Fully Equipped Self-Driving Electric CarsAll News, Transportation Industry News
21/10/2016 Leave a comment
All vehicles coming out of Tesla’s factory — even the Model 3 — will now have full self-driving capability, the electric car company has announced.
And that full self-driving capability means the vehicles will operate at a safety level that is significantly higher than that of a human driver, the company said in a blog post Wednesday.
“All cars that Tesla makes from here on out will have hardware needed to be fully autonomous, or driverless,” Tesla CEO Elon Musk told reporters during a conference call.
“The foundation is laid for the cars to be fully autonomous, at a safety level we believe to be at least twice that of a person,” Musk said, adding the level of safety will continue to increase as the “system ages.”
To bring that to pass, Tesla will install eight surround cameras providing 360-degree visibility around the car for up to 250 meters. On top of this are 12 ultrasonic sensors enabling detection of objects at nearly twice the distance of the previous system. A forward-facing radar equipped with enhanced processing will offer up further data.
Processing the data will be a new and much more powerful onboard computer with the Tesla-developed neural net for vision, sonar and radar processing software.
As Tesla puts it, the system “provides a view of the world that a driver alone cannot access, seeing in every direction simultaneously and on wavelengths that go far beyond the human senses.”
The system will gradually work its way up to Level 5 autonomy, meaning having the ability to self-drive on any road in any conditions.
Musk also got a bit snarky with reporters after being asked if Tesla would be liable if one of its cars crash while operating autopilot.
He said Tesla would only be responsible if there were a design or engineering flaw.

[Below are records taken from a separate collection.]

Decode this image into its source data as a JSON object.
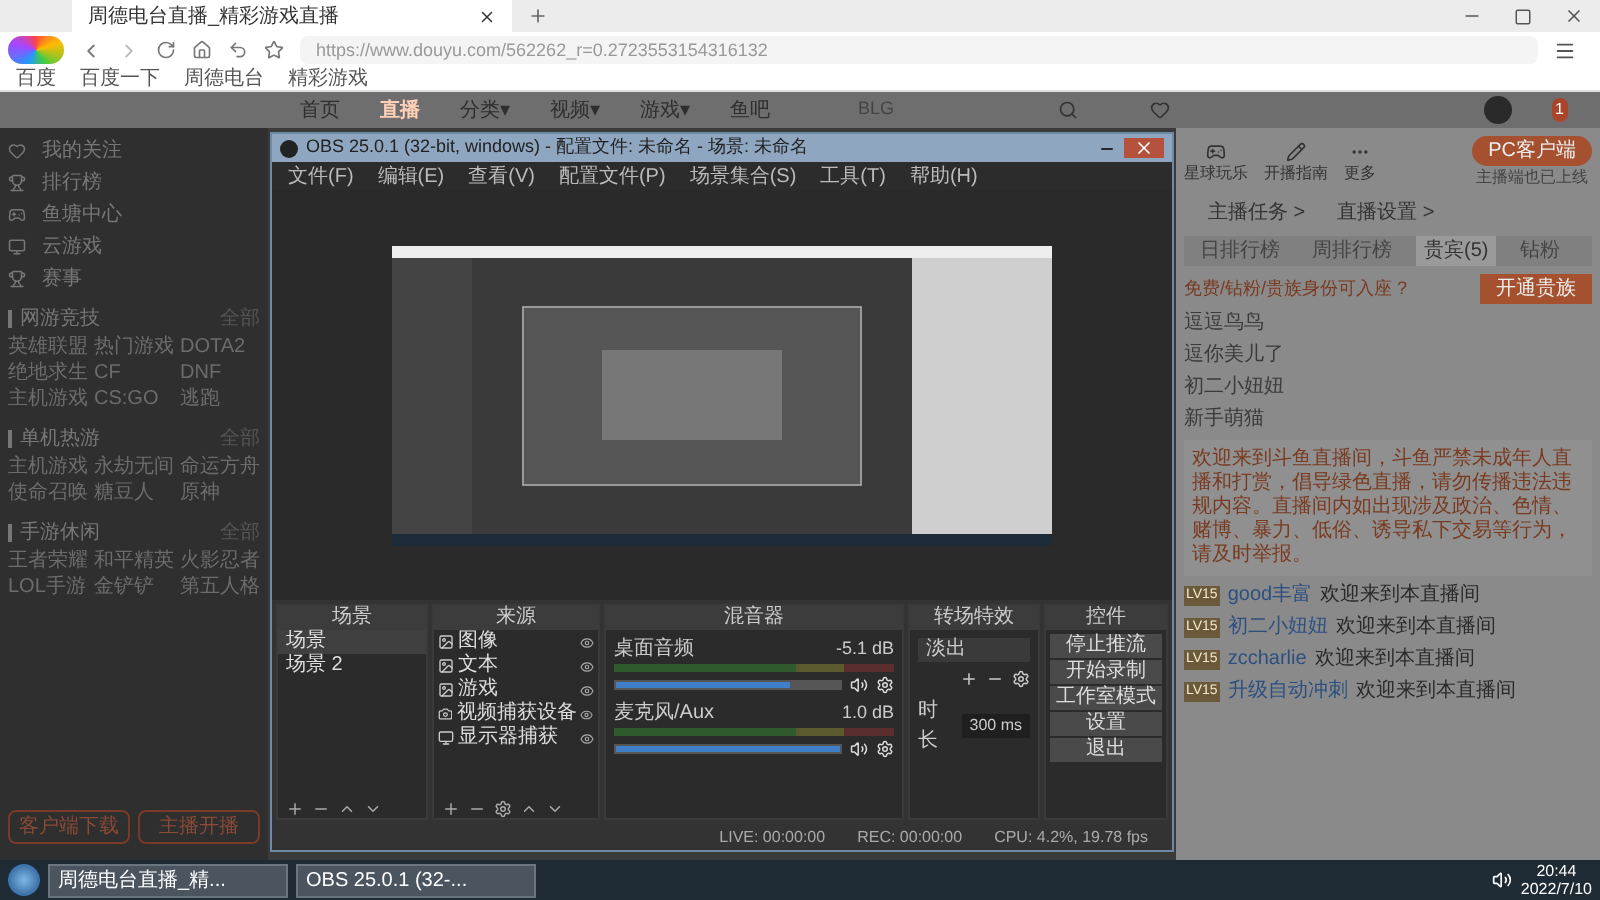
{
  "browser": {
    "tab": "周德电台直播_精彩游戏直播",
    "url": "https://www.douyu.com/562262_r=0.2723553154316132",
    "bookmarks": [
      "百度",
      "百度一下",
      "周德电台",
      "精彩游戏"
    ]
  },
  "nav": {
    "items": [
      {
        "label": "首页",
        "selected": false
      },
      {
        "label": "直播",
        "selected": true
      },
      {
        "label": "分类▾",
        "selected": false
      },
      {
        "label": "视频▾",
        "selected": false
      },
      {
        "label": "游戏▾",
        "selected": false
      },
      {
        "label": "鱼吧",
        "selected": false
      }
    ],
    "search": "BLG",
    "badge": "1"
  },
  "sidebar": {
    "links": [
      "我的关注",
      "排行榜",
      "鱼塘中心",
      "云游戏",
      "赛事"
    ],
    "sections": [
      {
        "title": "网游竞技",
        "more": "全部",
        "items": [
          "英雄联盟",
          "热门游戏",
          "DOTA2",
          "绝地求生",
          "CF",
          "DNF",
          "主机游戏",
          "CS:GO",
          "逃跑"
        ]
      },
      {
        "title": "单机热游",
        "more": "全部",
        "items": [
          "主机游戏",
          "永劫无间",
          "命运方舟",
          "使命召唤",
          "糖豆人",
          "原神"
        ]
      },
      {
        "title": "手游休闲",
        "more": "全部",
        "items": [
          "王者荣耀",
          "和平精英",
          "火影忍者",
          "LOL手游",
          "金铲铲",
          "第五人格"
        ]
      }
    ],
    "buttons": [
      "客户端下载",
      "主播开播"
    ]
  },
  "obs": {
    "title": "OBS 25.0.1 (32-bit, windows) - 配置文件: 未命名 - 场景: 未命名",
    "menu": [
      "文件(F)",
      "编辑(E)",
      "查看(V)",
      "配置文件(P)",
      "场景集合(S)",
      "工具(T)",
      "帮助(H)"
    ],
    "docks": [
      "场景",
      "来源",
      "混音器",
      "转场特效",
      "控件"
    ],
    "scenes": [
      {
        "name": "场景",
        "selected": true
      },
      {
        "name": "场景 2",
        "selected": false
      }
    ],
    "sources": [
      {
        "name": "图像",
        "kind": "image"
      },
      {
        "name": "文本",
        "kind": "image"
      },
      {
        "name": "游戏",
        "kind": "image"
      },
      {
        "name": "视频捕获设备",
        "kind": "camera"
      },
      {
        "name": "显示器捕获",
        "kind": "monitor"
      }
    ],
    "mixer": [
      {
        "name": "桌面音频",
        "reading": "-5.1 dB",
        "level": 0.78
      },
      {
        "name": "麦克风/Aux",
        "reading": "1.0 dB",
        "level": 1.0
      }
    ],
    "transition": {
      "value": "淡出",
      "label": "时长",
      "duration": "300 ms"
    },
    "controls": [
      "停止推流",
      "开始录制",
      "工作室模式",
      "设置",
      "退出"
    ],
    "status": [
      "LIVE: 00:00:00",
      "REC: 00:00:00",
      "CPU: 4.2%, 19.78 fps"
    ]
  },
  "right": {
    "tools": [
      "星球玩乐",
      "开播指南",
      "更多"
    ],
    "pc_button": "PC客户端",
    "pc_note": "主播端也已上线",
    "links": [
      "主播任务 >",
      "直播设置 >"
    ],
    "tabs": [
      {
        "label": "日排行榜",
        "selected": false
      },
      {
        "label": "周排行榜",
        "selected": false
      },
      {
        "label": "贵宾(5)",
        "selected": true
      },
      {
        "label": "钻粉",
        "selected": false
      }
    ],
    "seat_note": "免费/钻粉/贵族身份可入座 ?",
    "open_button": "开通贵族",
    "guests": [
      "逗逗鸟鸟",
      "逗你美儿了",
      "初二小妞妞",
      "新手萌猫"
    ],
    "notice": "欢迎来到斗鱼直播间，斗鱼严禁未成年人直播和打赏，倡导绿色直播，请勿传播违法违规内容。直播间内如出现涉及政治、色情、赌博、暴力、低俗、诱导私下交易等行为，请及时举报。",
    "chat": [
      {
        "level": "LV15",
        "user": "good丰富",
        "text": "欢迎来到本直播间"
      },
      {
        "level": "LV15",
        "user": "初二小妞妞",
        "text": "欢迎来到本直播间"
      },
      {
        "level": "LV15",
        "user": "zccharlie",
        "text": "欢迎来到本直播间"
      },
      {
        "level": "LV15",
        "user": "升级自动冲刺",
        "text": "欢迎来到本直播间"
      }
    ]
  },
  "taskbar": {
    "items": [
      "周德电台直播_精...",
      "OBS 25.0.1 (32-..."
    ],
    "time": "20:44",
    "date": "2022/7/10"
  }
}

He then went on to give the media a bit of a tongue lashing.
“One of the things I should mention that frankly has been quite disturbing to me is the degree of media coverage of Autopilot crashes, which are basically almost none relative to the paucity of media coverage of the 1.2 million people that die every year in manual crashes,” he said. “(It is) something that I think does not reflect well upon the media. It really doesn’t. Because, and really you need to think carefully about this, because if, in writing some article that’s negative, you effectively dissuade people from using an autonomous vehicle, you’re killing people.”
Musk’s comments come in the wake of extensive media coverage of its Autopilot system being under investigation by U.S. regulators after two crashes, one of them fatal.
The National Highway Traffic Safety Administration (NHTSA) is looking into the role the system played in two crashes: a fatal crash May 7 involving a Tesla Model S vehicle and a July 1 crash involving a Model X.electric car